Posted by
338 posts

Depending on budget, flying between regions and then renting a car for local use is a good option. A car will give you much more flexability, especially in locations such as Cappadocia, Selcuk (Ephesus), and other coastal areas where there are lots of sites that are somewhat scattered. Turkish Air has fairly economical flights and there are a number of other regional carriers too. One note - most cars are manual transmission. You will need to request an automatic if you need one.

If you post some information on where you go, you might get some more details and ideas on how others have traveled.

There are plenty of options for food. Try some different stews, fish dishes, lamb dishes, pide (think Turkish pizza-like flatbread), depending on where you go. At some point you need to find a kebab salon and get an Adana kebap and some raki. Don't skip desert. There are a number of baklava-like deserts. Those made with pistachios from Gaziantep are the best.

Have fun!

Posted by
1193 posts

Agree with Lori & Rob. If you could tell us the places you're thinking of going, it would be easier to answer your question with specifics. We've been to Turkey twice in the past three years. We flew between cities that are far apart, then rented a car to take us to the various sights. For example, we flew from Istanbul to Kayseri airport and took a shuttle van to our hotel in Goreme. Rented a car in Goreme for three days to see Cappadocia. We took an overnight bus to Antalya rather than a plane because the flight schedule didn't suit us. Rented a car in Antalya and drove along the coast, ending in Selcuk and returning the car at Izmir airport to fly back to Istanbul. Our second trip was similar, flying out of Istanbul to another part of the country, renting a car, and returning to Istanbul airport.

Driving in Turkey is easy. Most things are well signed. Our Garmin GPS has European maps including Turkey and that was helpful. We also had a good map and we had printed driving instructions from Google maps so we had backups. Also, people are very helpful and many speak English, so asking for directions in towns is fairly easy.

If you like the outdoors then Cappadocia would be a good area. Lots of hiking in beautiful, scenic, historical sites. You could also take a hot air balloon ride to see the sights from the air. Ten to twelve days would give you a few days in Istanbul, 3-4 days in Cappadocia, and possibly a few days along the Turquoise coast, maybe ending in Selcuk to visit ancient Ephesus. We found the food in Turkey to be delicious; pide, kind of like pizza; lots of lamb dishes, especially meatballs; soup; yogurt dishes; desserts. You almost can't go wrong.

Posted by
12 posts

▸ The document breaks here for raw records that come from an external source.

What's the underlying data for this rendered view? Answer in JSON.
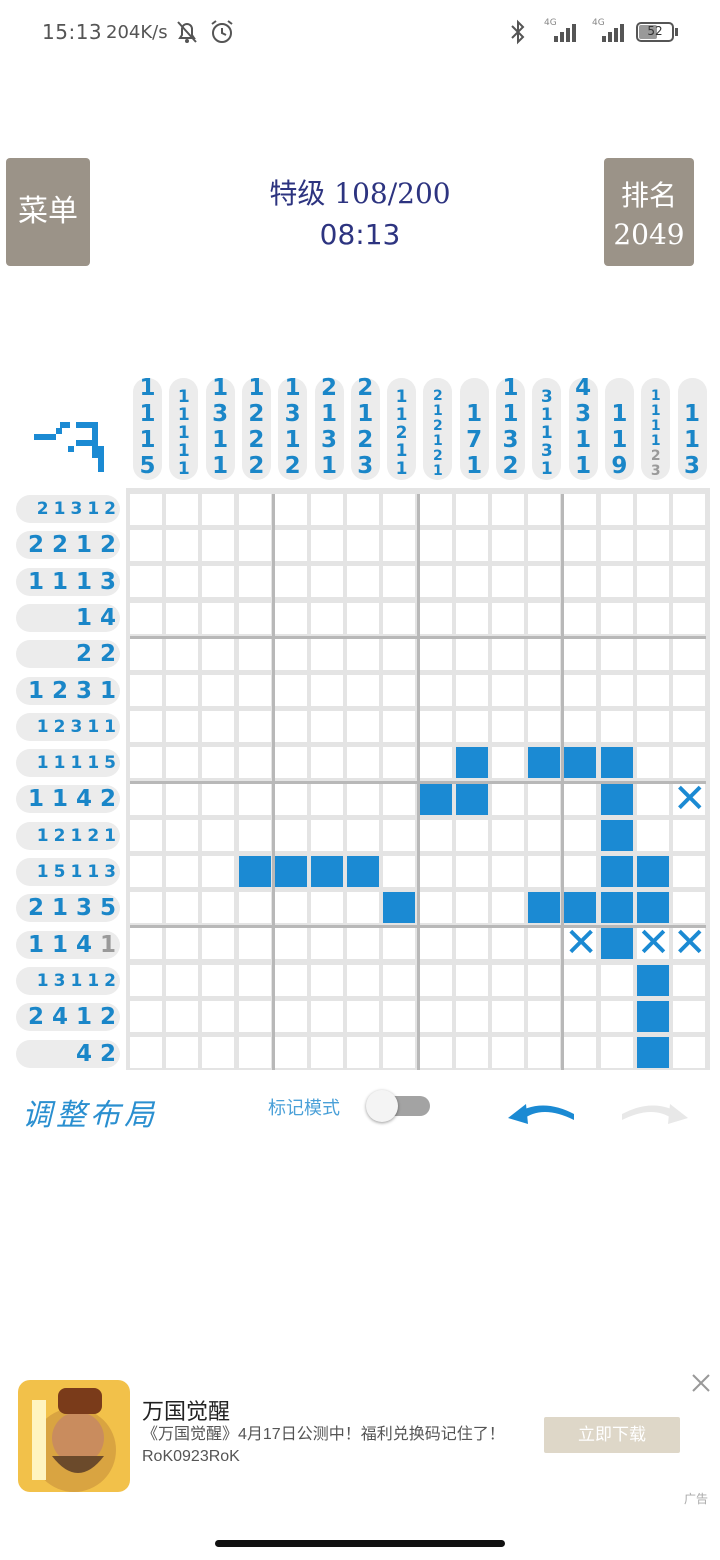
{
  "status_bar": {
    "time": "15:13",
    "speed": "204K/s",
    "battery": "52",
    "network_1": "4G",
    "network_2": "4G"
  },
  "header": {
    "menu_label": "菜单",
    "rank_label": "排名",
    "rank_value": "2049",
    "level_title": "特级 108/200",
    "timer": "08:13"
  },
  "puzzle": {
    "size": 16,
    "column_clues": [
      [
        {
          "v": "1"
        },
        {
          "v": "1"
        },
        {
          "v": "1"
        },
        {
          "v": "5"
        }
      ],
      [
        {
          "v": "1"
        },
        {
          "v": "1"
        },
        {
          "v": "1"
        },
        {
          "v": "1"
        },
        {
          "v": "1"
        }
      ],
      [
        {
          "v": "1"
        },
        {
          "v": "3"
        },
        {
          "v": "1"
        },
        {
          "v": "1"
        }
      ],
      [
        {
          "v": "1"
        },
        {
          "v": "2"
        },
        {
          "v": "2"
        },
        {
          "v": "2"
        }
      ],
      [
        {
          "v": "1"
        },
        {
          "v": "3"
        },
        {
          "v": "1"
        },
        {
          "v": "2"
        }
      ],
      [
        {
          "v": "2"
        },
        {
          "v": "1"
        },
        {
          "v": "3"
        },
        {
          "v": "1"
        }
      ],
      [
        {
          "v": "2"
        },
        {
          "v": "1"
        },
        {
          "v": "2"
        },
        {
          "v": "3"
        }
      ],
      [
        {
          "v": "1"
        },
        {
          "v": "1"
        },
        {
          "v": "2"
        },
        {
          "v": "1"
        },
        {
          "v": "1"
        }
      ],
      [
        {
          "v": "2"
        },
        {
          "v": "1"
        },
        {
          "v": "2"
        },
        {
          "v": "1"
        },
        {
          "v": "2"
        },
        {
          "v": "1"
        }
      ],
      [
        {
          "v": "1"
        },
        {
          "v": "7"
        },
        {
          "v": "1"
        }
      ],
      [
        {
          "v": "1"
        },
        {
          "v": "1"
        },
        {
          "v": "3"
        },
        {
          "v": "2"
        }
      ],
      [
        {
          "v": "3"
        },
        {
          "v": "1"
        },
        {
          "v": "1"
        },
        {
          "v": "3"
        },
        {
          "v": "1"
        }
      ],
      [
        {
          "v": "4"
        },
        {
          "v": "3"
        },
        {
          "v": "1"
        },
        {
          "v": "1"
        }
      ],
      [
        {
          "v": "1"
        },
        {
          "v": "1"
        },
        {
          "v": "9"
        }
      ],
      [
        {
          "v": "1"
        },
        {
          "v": "1"
        },
        {
          "v": "1"
        },
        {
          "v": "1"
        },
        {
          "v": "2",
          "done": true
        },
        {
          "v": "3",
          "done": true
        }
      ],
      [
        {
          "v": "1"
        },
        {
          "v": "1"
        },
        {
          "v": "3"
        }
      ]
    ],
    "row_clues": [
      [
        {
          "v": "2"
        },
        {
          "v": "1"
        },
        {
          "v": "3"
        },
        {
          "v": "1"
        },
        {
          "v": "2"
        }
      ],
      [
        {
          "v": "2"
        },
        {
          "v": "2"
        },
        {
          "v": "1"
        },
        {
          "v": "2"
        }
      ],
      [
        {
          "v": "1"
        },
        {
          "v": "1"
        },
        {
          "v": "1"
        },
        {
          "v": "3"
        }
      ],
      [
        {
          "v": "1"
        },
        {
          "v": "4"
        }
      ],
      [
        {
          "v": "2"
        },
        {
          "v": "2"
        }
      ],
      [
        {
          "v": "1"
        },
        {
          "v": "2"
        },
        {
          "v": "3"
        },
        {
          "v": "1"
        }
      ],
      [
        {
          "v": "1"
        },
        {
          "v": "2"
        },
        {
          "v": "3"
        },
        {
          "v": "1"
        },
        {
          "v": "1"
        }
      ],
      [
        {
          "v": "1"
        },
        {
          "v": "1"
        },
        {
          "v": "1"
        },
        {
          "v": "1"
        },
        {
          "v": "5"
        }
      ],
      [
        {
          "v": "1"
        },
        {
          "v": "1"
        },
        {
          "v": "4"
        },
        {
          "v": "2"
        }
      ],
      [
        {
          "v": "1"
        },
        {
          "v": "2"
        },
        {
          "v": "1"
        },
        {
          "v": "2"
        },
        {
          "v": "1"
        }
      ],
      [
        {
          "v": "1"
        },
        {
          "v": "5"
        },
        {
          "v": "1"
        },
        {
          "v": "1"
        },
        {
          "v": "3"
        }
      ],
      [
        {
          "v": "2"
        },
        {
          "v": "1"
        },
        {
          "v": "3"
        },
        {
          "v": "5"
        }
      ],
      [
        {
          "v": "1"
        },
        {
          "v": "1"
        },
        {
          "v": "4"
        },
        {
          "v": "1",
          "done": true
        }
      ],
      [
        {
          "v": "1"
        },
        {
          "v": "3"
        },
        {
          "v": "1"
        },
        {
          "v": "1"
        },
        {
          "v": "2"
        }
      ],
      [
        {
          "v": "2"
        },
        {
          "v": "4"
        },
        {
          "v": "1"
        },
        {
          "v": "2"
        }
      ],
      [
        {
          "v": "4"
        },
        {
          "v": "2"
        }
      ]
    ],
    "filled_cells": [
      [
        7,
        9
      ],
      [
        7,
        11
      ],
      [
        7,
        12
      ],
      [
        7,
        13
      ],
      [
        8,
        8
      ],
      [
        8,
        9
      ],
      [
        8,
        13
      ],
      [
        9,
        13
      ],
      [
        10,
        3
      ],
      [
        10,
        4
      ],
      [
        10,
        5
      ],
      [
        10,
        6
      ],
      [
        10,
        13
      ],
      [
        10,
        14
      ],
      [
        11,
        7
      ],
      [
        11,
        11
      ],
      [
        11,
        12
      ],
      [
        11,
        13
      ],
      [
        11,
        14
      ],
      [
        12,
        13
      ],
      [
        13,
        14
      ],
      [
        14,
        14
      ],
      [
        15,
        14
      ]
    ],
    "crossed_cells": [
      [
        8,
        15
      ],
      [
        12,
        12
      ],
      [
        12,
        14
      ],
      [
        12,
        15
      ]
    ],
    "fill_color": "#1b8ad3"
  },
  "controls": {
    "adjust_layout": "调整布局",
    "mark_mode": "标记模式",
    "mark_mode_on": false
  },
  "ad": {
    "title": "万国觉醒",
    "description": "《万国觉醒》4月17日公测中！福利兑换码记住了！RoK0923RoK",
    "download_label": "立即下载",
    "ad_label": "广告"
  }
}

The local Turkish airline companies offer some great cheap short-hop flights, and may work out more convenient than a bus, just because you can spend a lot of time on the road, and it really depends on how much time you have available.